What this task involves:
Write down the whole listing below again without changing a word.

——

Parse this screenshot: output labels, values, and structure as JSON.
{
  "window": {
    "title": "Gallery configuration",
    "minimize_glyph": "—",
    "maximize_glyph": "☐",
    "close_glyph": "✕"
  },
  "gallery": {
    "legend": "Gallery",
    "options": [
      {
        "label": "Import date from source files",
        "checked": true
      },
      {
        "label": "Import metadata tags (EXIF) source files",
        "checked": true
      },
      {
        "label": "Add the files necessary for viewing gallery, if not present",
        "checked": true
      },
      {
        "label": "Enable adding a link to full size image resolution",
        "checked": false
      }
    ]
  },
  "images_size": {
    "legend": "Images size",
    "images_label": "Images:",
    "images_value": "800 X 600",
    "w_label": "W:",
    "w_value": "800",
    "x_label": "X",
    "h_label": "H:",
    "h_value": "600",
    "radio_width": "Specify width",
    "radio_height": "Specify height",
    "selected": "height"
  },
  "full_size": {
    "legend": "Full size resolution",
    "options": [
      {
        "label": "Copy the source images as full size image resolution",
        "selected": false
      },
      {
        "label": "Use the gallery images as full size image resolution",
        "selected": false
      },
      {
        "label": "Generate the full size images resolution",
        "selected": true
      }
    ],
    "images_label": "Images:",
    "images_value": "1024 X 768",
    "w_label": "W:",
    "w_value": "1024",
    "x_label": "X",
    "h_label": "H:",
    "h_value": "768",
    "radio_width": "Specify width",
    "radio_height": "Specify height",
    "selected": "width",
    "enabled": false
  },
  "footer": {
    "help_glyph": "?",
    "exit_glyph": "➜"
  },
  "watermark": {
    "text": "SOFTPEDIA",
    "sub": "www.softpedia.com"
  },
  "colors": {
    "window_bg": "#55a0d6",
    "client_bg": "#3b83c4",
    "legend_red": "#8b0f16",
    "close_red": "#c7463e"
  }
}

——

Solution:
Parse this screenshot: output labels, values, and structure as JSON.
{
  "window": {
    "title": "Gallery configuration",
    "minimize_glyph": "—",
    "maximize_glyph": "☐",
    "close_glyph": "✕"
  },
  "gallery": {
    "legend": "Gallery",
    "options": [
      {
        "label": "Import date from source files",
        "checked": true
      },
      {
        "label": "Import metadata tags (EXIF) source files",
        "checked": true
      },
      {
        "label": "Add the files necessary for viewing gallery, if not present",
        "checked": true
      },
      {
        "label": "Enable adding a link to full size image resolution",
        "checked": false
      }
    ]
  },
  "images_size": {
    "legend": "Images size",
    "images_label": "Images:",
    "images_value": "800 X 600",
    "w_label": "W:",
    "w_value": "800",
    "x_label": "X",
    "h_label": "H:",
    "h_value": "600",
    "radio_width": "Specify width",
    "radio_height": "Specify height",
    "selected": "height"
  },
  "full_size": {
    "legend": "Full size resolution",
    "options": [
      {
        "label": "Copy the source images as full size image resolution",
        "selected": false
      },
      {
        "label": "Use the gallery images as full size image resolution",
        "selected": false
      },
      {
        "label": "Generate the full size images resolution",
        "selected": true
      }
    ],
    "images_label": "Images:",
    "images_value": "1024 X 768",
    "w_label": "W:",
    "w_value": "1024",
    "x_label": "X",
    "h_label": "H:",
    "h_value": "768",
    "radio_width": "Specify width",
    "radio_height": "Specify height",
    "selected": "width",
    "enabled": false
  },
  "footer": {
    "help_glyph": "?",
    "exit_glyph": "➜"
  },
  "watermark": {
    "text": "SOFTPEDIA",
    "sub": "www.softpedia.com"
  },
  "colors": {
    "window_bg": "#55a0d6",
    "client_bg": "#3b83c4",
    "legend_red": "#8b0f16",
    "close_red": "#c7463e"
  }
}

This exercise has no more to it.